State University of New York, Upstate Medical University, United States
Title : Managing parental expectations of acne vulgaris and atopic dermatitis in pediatric and adolescent dermatology

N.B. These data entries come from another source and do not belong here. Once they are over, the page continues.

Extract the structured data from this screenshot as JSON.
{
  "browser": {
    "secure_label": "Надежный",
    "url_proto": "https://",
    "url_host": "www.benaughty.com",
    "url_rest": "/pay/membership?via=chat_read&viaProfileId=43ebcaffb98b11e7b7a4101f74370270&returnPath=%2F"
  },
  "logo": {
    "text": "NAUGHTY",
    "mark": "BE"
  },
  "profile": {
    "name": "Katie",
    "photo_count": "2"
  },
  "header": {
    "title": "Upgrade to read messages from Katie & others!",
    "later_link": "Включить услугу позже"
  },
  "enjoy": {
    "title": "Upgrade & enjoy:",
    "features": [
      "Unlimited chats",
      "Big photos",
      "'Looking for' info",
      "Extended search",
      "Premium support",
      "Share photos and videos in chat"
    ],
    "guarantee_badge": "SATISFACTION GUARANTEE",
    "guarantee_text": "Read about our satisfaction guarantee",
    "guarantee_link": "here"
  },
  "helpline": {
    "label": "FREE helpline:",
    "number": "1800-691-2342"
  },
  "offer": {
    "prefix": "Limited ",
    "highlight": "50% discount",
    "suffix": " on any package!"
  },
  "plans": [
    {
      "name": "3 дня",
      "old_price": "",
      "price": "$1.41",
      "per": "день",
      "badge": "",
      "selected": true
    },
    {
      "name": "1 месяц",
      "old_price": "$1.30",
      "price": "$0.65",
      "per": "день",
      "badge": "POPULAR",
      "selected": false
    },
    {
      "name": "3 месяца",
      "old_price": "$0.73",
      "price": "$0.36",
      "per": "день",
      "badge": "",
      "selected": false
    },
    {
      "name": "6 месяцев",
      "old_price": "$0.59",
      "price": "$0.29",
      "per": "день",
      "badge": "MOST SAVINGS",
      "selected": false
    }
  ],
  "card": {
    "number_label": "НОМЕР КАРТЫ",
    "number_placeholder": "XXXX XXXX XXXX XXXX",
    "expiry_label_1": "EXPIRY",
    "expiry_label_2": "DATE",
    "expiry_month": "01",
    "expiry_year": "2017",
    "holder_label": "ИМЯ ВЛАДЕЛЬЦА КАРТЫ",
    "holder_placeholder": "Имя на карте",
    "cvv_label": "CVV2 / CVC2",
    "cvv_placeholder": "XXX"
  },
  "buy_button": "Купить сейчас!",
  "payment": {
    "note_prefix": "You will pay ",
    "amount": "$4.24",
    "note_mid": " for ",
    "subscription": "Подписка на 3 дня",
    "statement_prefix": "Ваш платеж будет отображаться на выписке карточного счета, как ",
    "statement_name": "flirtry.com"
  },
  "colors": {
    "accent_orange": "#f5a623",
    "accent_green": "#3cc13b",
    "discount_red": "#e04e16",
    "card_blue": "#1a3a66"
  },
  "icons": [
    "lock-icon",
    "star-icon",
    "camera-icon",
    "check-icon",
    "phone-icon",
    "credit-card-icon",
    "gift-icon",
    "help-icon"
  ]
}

Parents often accompany pre-teen/adolescent children aged 12-17 for dermatology visits regarding acne vulgaris and atopic dermatitis. Oftentimes, parents will voice their concerns regarding their child’s skin condition and the same concern is not reflected when the child is asked for their own thoughts. Some parents will be quick to ask for additional treatments and pharmacological agents to treat their child’s condition due to the distress and frustration the skin condition causes the parent, while the adolescent may be less inclined to aggressively treat their acne or eczema. Many adolescents may feel shy and insecure about any skin blemishes, and parental concerns can sometimes escalate these feelings or insecurities. While most dermatologists will try to find a compromise between what both the parent and adolescent are requesting in terms of treatment modalities, there remains an additional challenge of managing parental expectations when their child’s skin does not reflect the progress they had hoped to achieve since their last visit. This paper discusses ways to manage realistic expectations with the parent, in addition to the patient, in order to reduce parental comments causing self-consciousness and low self-esteem that may be associated with the chronicity of acne vulgaris and atopic dermatitis.